A single figure is the whole answer: the number of lines in the entries that contain "mode".

Page and application data records
::::::::
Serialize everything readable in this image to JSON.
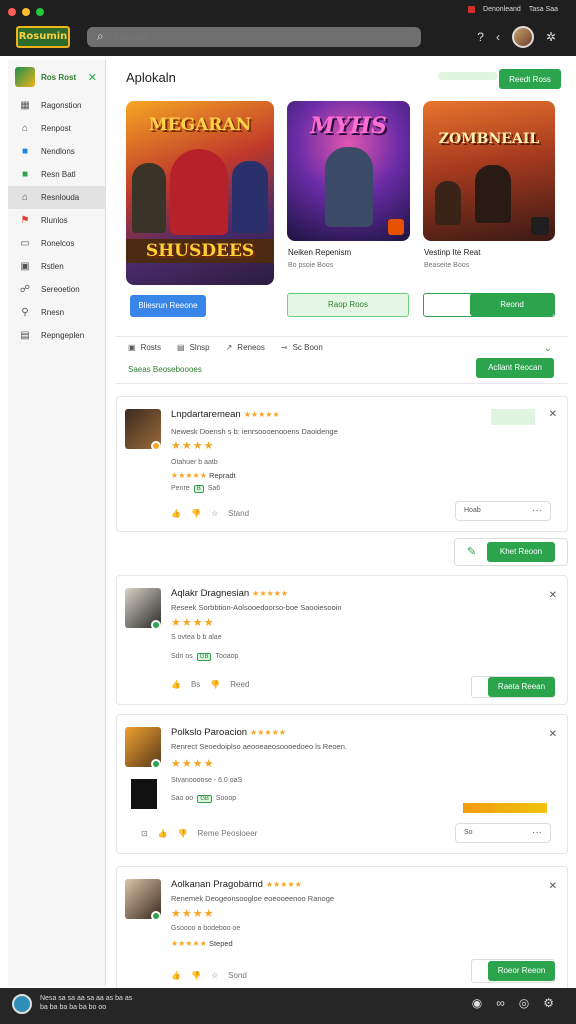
{
  "app": {
    "logo_text": "Rosumin",
    "search_placeholder": "Uaconn",
    "titlebar_right": [
      "Denonleand",
      "Tasa Saa"
    ]
  },
  "sidebar": {
    "header": "Ros Rost",
    "items": [
      {
        "label": "Ragonstion",
        "icon": "grid-icon"
      },
      {
        "label": "Renpost",
        "icon": "building-icon"
      },
      {
        "label": "Nendlons",
        "icon": "square-blue-icon"
      },
      {
        "label": "Resn Batl",
        "icon": "square-green-icon"
      },
      {
        "label": "Resnlouda",
        "icon": "shop-icon",
        "active": true
      },
      {
        "label": "Rlunlos",
        "icon": "flag-icon"
      },
      {
        "label": "Ronelcos",
        "icon": "chat-icon"
      },
      {
        "label": "Rstlen",
        "icon": "image-icon"
      },
      {
        "label": "Sereoetion",
        "icon": "users-icon"
      },
      {
        "label": "Rnesn",
        "icon": "pin-icon"
      },
      {
        "label": "Repngeplen",
        "icon": "doc-icon"
      }
    ]
  },
  "featured": {
    "title": "Aplokaln",
    "action_label": "Reedt Ross",
    "games": [
      {
        "poster_title": "MEGARAN",
        "poster_sub": "SHUSDEES",
        "name": "",
        "sub": "",
        "button": "Bliesrun Reeone"
      },
      {
        "poster_title": "MYHS",
        "poster_sub": "",
        "name": "Neiken Repenism",
        "sub": "Bo psoie Boos",
        "button": "Raop Roos"
      },
      {
        "poster_title": "ZOMBNEAIL",
        "poster_sub": "",
        "name": "Vestinp Ite Reat",
        "sub": "Beaseite Boos",
        "button": "Reond"
      }
    ]
  },
  "tabs": [
    {
      "icon": "box-icon",
      "label": "Rosts"
    },
    {
      "icon": "layers-icon",
      "label": "Slnsp"
    },
    {
      "icon": "arrow-icon",
      "label": "Reneos"
    },
    {
      "icon": "link-icon",
      "label": "Sc Boon"
    }
  ],
  "status_text": "Saeas Beoseboooes",
  "status_button": "Acllant Reocan",
  "reviews": [
    {
      "title": "Lnpdartaremean",
      "title_stars": "★★★★★",
      "text": "Newesk Doensh s b: ienrsoooenooens Daoidenge",
      "stars": "★★★★",
      "meta": "Otahuer b aatb",
      "rating_stars": "★★★★★",
      "rating_label": "Repradt",
      "tag_line": [
        "Penre",
        "B",
        "Sa6"
      ],
      "actions": [
        "",
        "",
        "Stand"
      ],
      "pill": "Hoab",
      "dots": "···"
    },
    {
      "title": "Aqlakr Dragnesian",
      "title_stars": "★★★★★",
      "text": "Reseek Sorbbtion-Aolsooedoorso-boe Saooiesooin",
      "stars": "★★★★",
      "meta": "S ovtea b b alae",
      "tag_line": [
        "Sdn os",
        "GB",
        "Tooaop"
      ],
      "actions": [
        "Bs",
        "",
        "Reed"
      ],
      "button": "Raeta Reean"
    },
    {
      "title": "Polkslo Paroacion",
      "title_stars": "★★★★★",
      "text": "Renrect Seoedoiplso aeooeaeosoooedoeo ls Reoen.",
      "stars": "★★★★",
      "meta": "Stvanoooose - 6.0 oaS",
      "tag_line": [
        "Sao oo",
        "GB",
        "Sooop"
      ],
      "actions": [
        "",
        "",
        "Reme Peosloeer"
      ],
      "pill": "So",
      "dots": "···"
    },
    {
      "title": "Aolkanan Pragobarnd",
      "title_stars": "★★★★★",
      "text": "Renemek Deogeonsoogloe eoeooeenoo Ranoge",
      "stars": "★★★★",
      "meta": "Gsoooo a bodeboo oe",
      "rating_stars": "★★★★★",
      "rating_label": "Steped",
      "actions": [
        "",
        "",
        "Sond"
      ],
      "button": "Roeor Reeon"
    }
  ],
  "floating_button": "Khet Reoon",
  "footer": {
    "line1": "Nesa sa sa aa sa aa as ba as",
    "line2": "ba ba ba ba ba bo oo"
  }
}
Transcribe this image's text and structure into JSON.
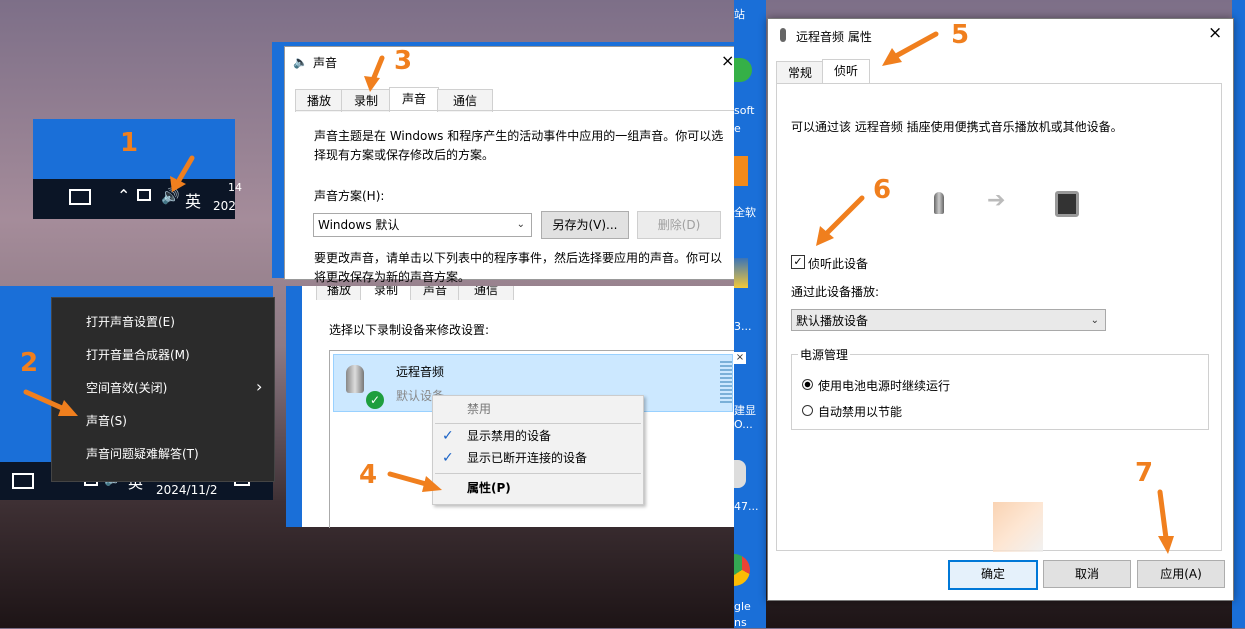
{
  "annotations": {
    "n1": "1",
    "n2": "2",
    "n3": "3",
    "n4": "4",
    "n5": "5",
    "n6": "6",
    "n7": "7"
  },
  "taskbar1": {
    "ime": "英",
    "time_partial": "14",
    "date_partial": "202"
  },
  "tray_menu": {
    "items": [
      "打开声音设置(E)",
      "打开音量合成器(M)",
      "空间音效(关闭)",
      "声音(S)",
      "声音问题疑难解答(T)"
    ],
    "submenu_arrow": "›"
  },
  "taskbar2": {
    "ime": "英",
    "date": "2024/11/2"
  },
  "sound_dialog": {
    "title": "声音",
    "close": "×",
    "tabs": [
      "播放",
      "录制",
      "声音",
      "通信"
    ],
    "active_tab": "声音",
    "desc1": "声音主题是在 Windows 和程序产生的活动事件中应用的一组声音。你可以选择现有方案或保存修改后的方案。",
    "scheme_label": "声音方案(H):",
    "scheme_value": "Windows 默认",
    "save_as": "另存为(V)...",
    "delete": "删除(D)",
    "desc2": "要更改声音，请单击以下列表中的程序事件，然后选择要应用的声音。你可以将更改保存为新的声音方案。"
  },
  "record_panel": {
    "tabs": [
      "播放",
      "录制",
      "声音",
      "通信"
    ],
    "instruction": "选择以下录制设备来修改设置:",
    "device_name": "远程音频",
    "device_sub": "默认设备",
    "ctx": {
      "disable": "禁用",
      "show_disabled": "显示禁用的设备",
      "show_disconnected": "显示已断开连接的设备",
      "properties": "属性(P)"
    }
  },
  "desktop_icons": [
    "站",
    "soft",
    "e",
    "全软",
    "3...",
    "建显",
    "O...",
    "47...",
    "gle",
    "ns"
  ],
  "props_dialog": {
    "title": "远程音频 属性",
    "close": "×",
    "tabs": [
      "常规",
      "侦听"
    ],
    "active_tab": "侦听",
    "desc": "可以通过该 远程音频 插座使用便携式音乐播放机或其他设备。",
    "listen_check": "侦听此设备",
    "play_via_label": "通过此设备播放:",
    "play_via_value": "默认播放设备",
    "power_group": "电源管理",
    "radio1": "使用电池电源时继续运行",
    "radio2": "自动禁用以节能",
    "ok": "确定",
    "cancel": "取消",
    "apply": "应用(A)"
  },
  "colors": {
    "accent_orange": "#f07f1e",
    "win_blue": "#0078d7",
    "select_blue": "#cce8ff"
  }
}
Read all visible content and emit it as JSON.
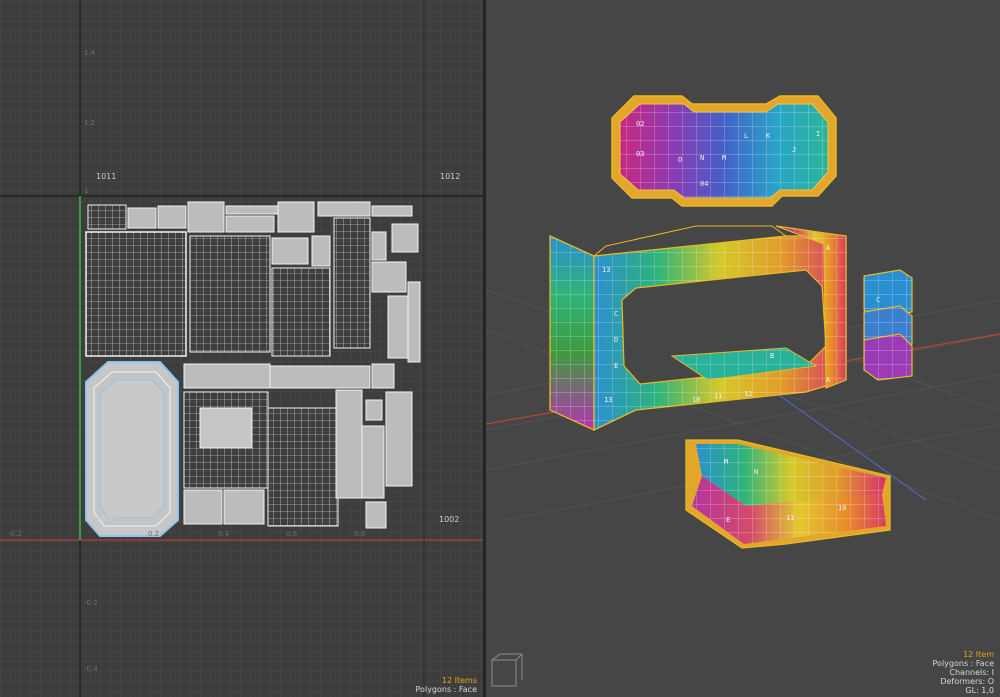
{
  "uv_editor": {
    "tiles": {
      "t1011": "1011",
      "t1012": "1012",
      "t1001": "1001",
      "t1002": "1002"
    },
    "ticks": {
      "v14": "1.4",
      "v12": "1.2",
      "v1": "1",
      "vm02": "-0.2",
      "vm04": "-0.4",
      "um02": "-0.2",
      "u02": "0.2",
      "u04": "0.4",
      "u06": "0.6",
      "u08": "0.8"
    },
    "status": {
      "items": "12 Items",
      "mode": "Polygons : Face"
    }
  },
  "viewport": {
    "status": {
      "items": "12 Item",
      "mode": "Polygons : Face",
      "channels": "Channels: I",
      "deformers": "Deformers: O",
      "gl": "GL: 1,0"
    },
    "checker_labels": [
      "02",
      "03",
      "04",
      "13",
      "12",
      "11",
      "10",
      "A",
      "B",
      "C",
      "D",
      "E",
      "I",
      "J",
      "K",
      "L",
      "M",
      "N",
      "O"
    ]
  },
  "colors": {
    "grid_bg": "#3d3d3d",
    "viewport_bg": "#464646",
    "selection": "#e8b923",
    "uv_fill": "#b9b9b9",
    "uv_edge": "#f2f2f2",
    "selected_uv": "#8ec6ea",
    "axis_red": "#b83a3a",
    "axis_green": "#3bb24a"
  }
}
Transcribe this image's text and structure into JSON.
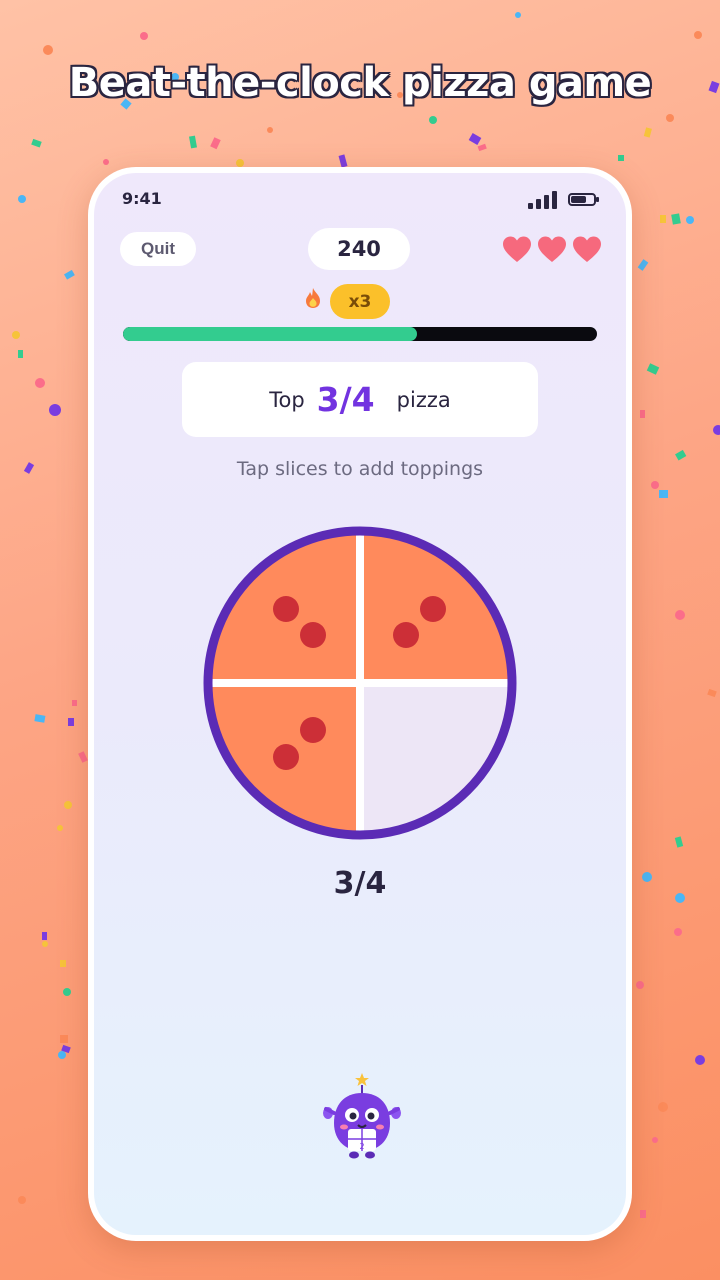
{
  "promo": {
    "title": "Beat-the-clock pizza game"
  },
  "status_bar": {
    "time": "9:41"
  },
  "header": {
    "quit_label": "Quit",
    "score": "240",
    "lives": 3,
    "streak_multiplier": "x3",
    "time_remaining_fraction": 0.62
  },
  "prompt": {
    "prefix": "Top",
    "fraction": "3/4",
    "suffix": "pizza"
  },
  "instruction": "Tap slices to add toppings",
  "pizza": {
    "slices": 4,
    "topped_slices": [
      "top-left",
      "top-right",
      "bottom-left"
    ]
  },
  "answer_label": "3/4",
  "icons": {
    "flame": "flame-icon",
    "heart": "heart-icon",
    "mascot": "mascot-character"
  },
  "colors": {
    "accent": "#7233e0",
    "crust": "#5b2bb5",
    "sauce": "#ff8a5c",
    "pepperoni": "#cc2f37",
    "empty_slice": "#ede6f6",
    "progress": "#33cc8f",
    "heart": "#f6697d",
    "multiplier_badge": "#fbc02a"
  }
}
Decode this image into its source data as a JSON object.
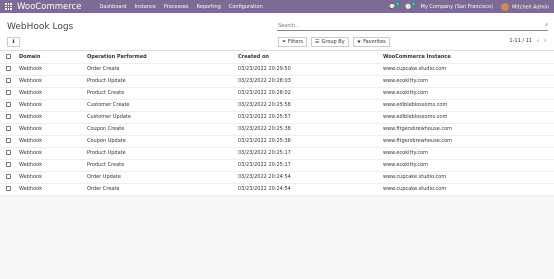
{
  "topbar": {
    "brand": "WooCommerce",
    "menu": [
      "Dashboard",
      "Instance",
      "Processes",
      "Reporting",
      "Configuration"
    ],
    "chat_count": "5",
    "activity_count": "5",
    "company": "My Company (San Francisco)",
    "user": "Mitchell Admin"
  },
  "control": {
    "title": "WebHook Logs",
    "search_placeholder": "Search...",
    "filters": "Filters",
    "group_by": "Group By",
    "favorites": "Favorites",
    "pager": "1-11 / 11"
  },
  "table": {
    "headers": [
      "Domain",
      "Operation Performed",
      "Created on",
      "WooCommerce Instance"
    ],
    "rows": [
      [
        "Webhook",
        "Order Create",
        "03/23/2022 20:29:50",
        "www.cupcake.studio.com"
      ],
      [
        "Webhook",
        "Product Update",
        "03/23/2022 20:28:03",
        "www.ecokitty.com"
      ],
      [
        "Webhook",
        "Product Create",
        "03/23/2022 20:28:02",
        "www.ecokitty.com"
      ],
      [
        "Webhook",
        "Customer Create",
        "03/23/2022 20:25:58",
        "www.edibleblossoms.com"
      ],
      [
        "Webhook",
        "Customer Update",
        "03/23/2022 20:25:57",
        "www.edibleblossoms.com"
      ],
      [
        "Webhook",
        "Coupon Create",
        "03/23/2022 20:25:38",
        "www.fitgersbrewhouse.com"
      ],
      [
        "Webhook",
        "Coupon Update",
        "03/23/2022 20:25:38",
        "www.fitgersbrewhouse.com"
      ],
      [
        "Webhook",
        "Product Update",
        "03/23/2022 20:25:17",
        "www.ecokitty.com"
      ],
      [
        "Webhook",
        "Product Create",
        "03/23/2022 20:25:17",
        "www.ecokitty.com"
      ],
      [
        "Webhook",
        "Order Update",
        "03/23/2022 20:24:54",
        "www.cupcake.studio.com"
      ],
      [
        "Webhook",
        "Order Create",
        "03/23/2022 20:24:54",
        "www.cupcake.studio.com"
      ]
    ]
  }
}
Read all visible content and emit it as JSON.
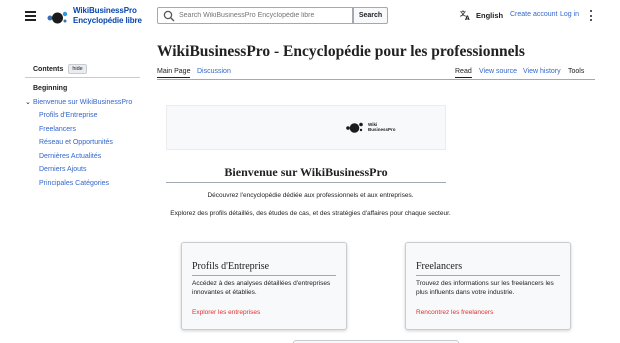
{
  "header": {
    "menu_icon": "hamburger-menu-icon",
    "logo_line1": "WikiBusinessPro",
    "logo_line2": "Encyclopédie libre",
    "search_placeholder": "Search WikiBusinessPro Encyclopédie libre",
    "search_button": "Search",
    "language": "English",
    "create_account": "Create account",
    "log_in": "Log in",
    "more_icon": "vertical-ellipsis-icon"
  },
  "toc": {
    "title": "Contents",
    "hide": "hide",
    "beginning": "Beginning",
    "section": "Bienvenue sur WikiBusinessPro",
    "items": [
      "Profils d'Entreprise",
      "Freelancers",
      "Réseau et Opportunités",
      "Dernières Actualités",
      "Derniers Ajouts",
      "Principales Catégories"
    ]
  },
  "page": {
    "title": "WikiBusinessPro - Encyclopédie pour les professionnels",
    "tabs_left": [
      "Main Page",
      "Discussion"
    ],
    "tabs_right": [
      "Read",
      "View source",
      "View history",
      "Tools"
    ]
  },
  "banner": {
    "logo_line1": "Wiki",
    "logo_line2": "BusinessPro"
  },
  "content": {
    "welcome": "Bienvenue sur WikiBusinessPro",
    "intro1": "Découvrez l'encyclopédie dédiée aux professionnels et aux entreprises.",
    "intro2": "Explorez des profils détaillés, des études de cas, et des stratégies d'affaires pour chaque secteur.",
    "cards": [
      {
        "title": "Profils d'Entreprise",
        "desc": "Accédez à des analyses détaillées d'entreprises innovantes et établies.",
        "link": "Explorer les entreprises"
      },
      {
        "title": "Freelancers",
        "desc": "Trouvez des informations sur les freelancers les plus influents dans votre industrie.",
        "link": "Rencontrez les freelancers"
      }
    ]
  },
  "colors": {
    "link": "#3366cc",
    "card_link": "#dd3333",
    "text": "#202122",
    "border": "#a2a9b1"
  }
}
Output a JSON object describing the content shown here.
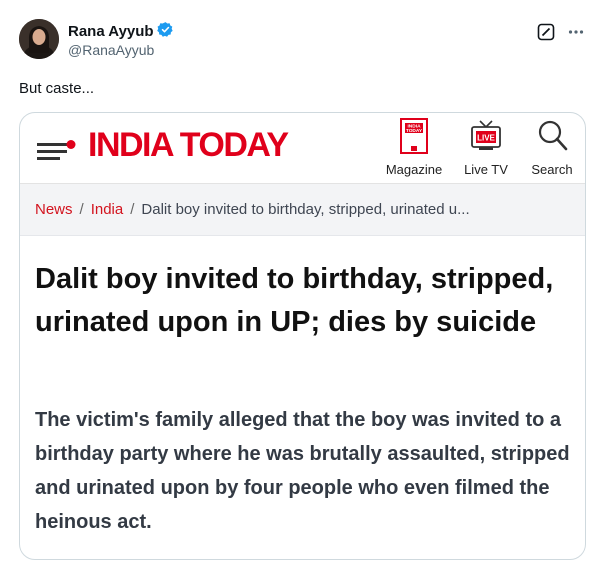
{
  "tweet": {
    "author_name": "Rana Ayyub",
    "handle": "@RanaAyyub",
    "text": "But caste..."
  },
  "icons": {
    "verified": "verified-badge-icon",
    "grok": "grok-icon",
    "more": "more-icon",
    "menu": "hamburger-menu-icon",
    "magazine": "magazine-icon",
    "live_tv": "live-tv-icon",
    "search": "search-icon"
  },
  "colors": {
    "brand_red": "#e0001b",
    "verified_blue": "#1d9bf0",
    "link_red": "#d3141f"
  },
  "card": {
    "logo_text": "INDIA TODAY",
    "nav": [
      {
        "label": "Magazine"
      },
      {
        "label": "Live TV"
      },
      {
        "label": "Search"
      }
    ],
    "magazine_icon_text": [
      "INDIA",
      "TODAY"
    ],
    "live_icon_text": "LIVE",
    "breadcrumb": {
      "news": "News",
      "india": "India",
      "sep": "/",
      "current": "Dalit boy invited to birthday, stripped, urinated u..."
    },
    "headline": "Dalit boy invited to birthday, stripped, urinated upon in UP; dies by suicide",
    "summary": "The victim's family alleged that the boy was invited to a birthday party where he was brutally assaulted, stripped and urinated upon by four people who even filmed the heinous act."
  }
}
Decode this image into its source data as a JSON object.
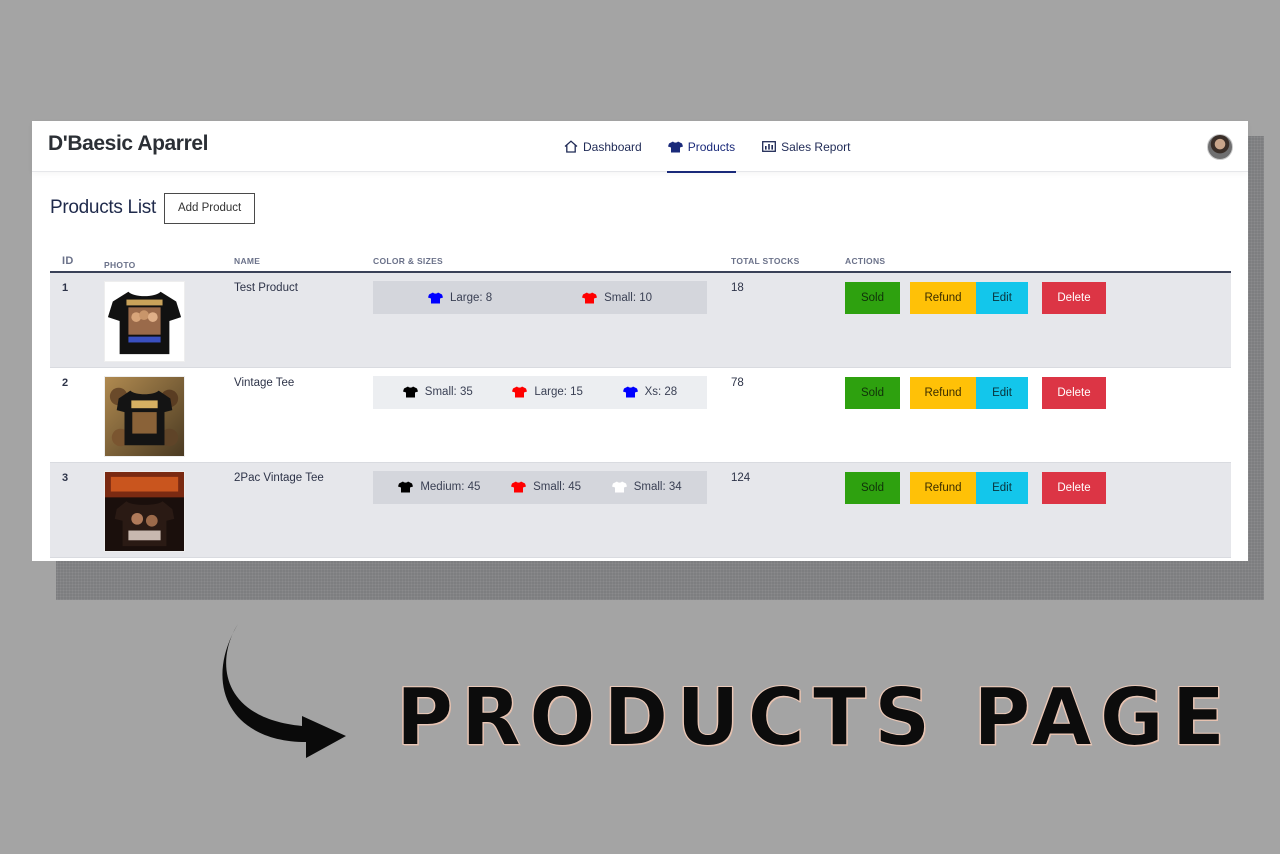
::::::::
■ YOUR RESPONSE
2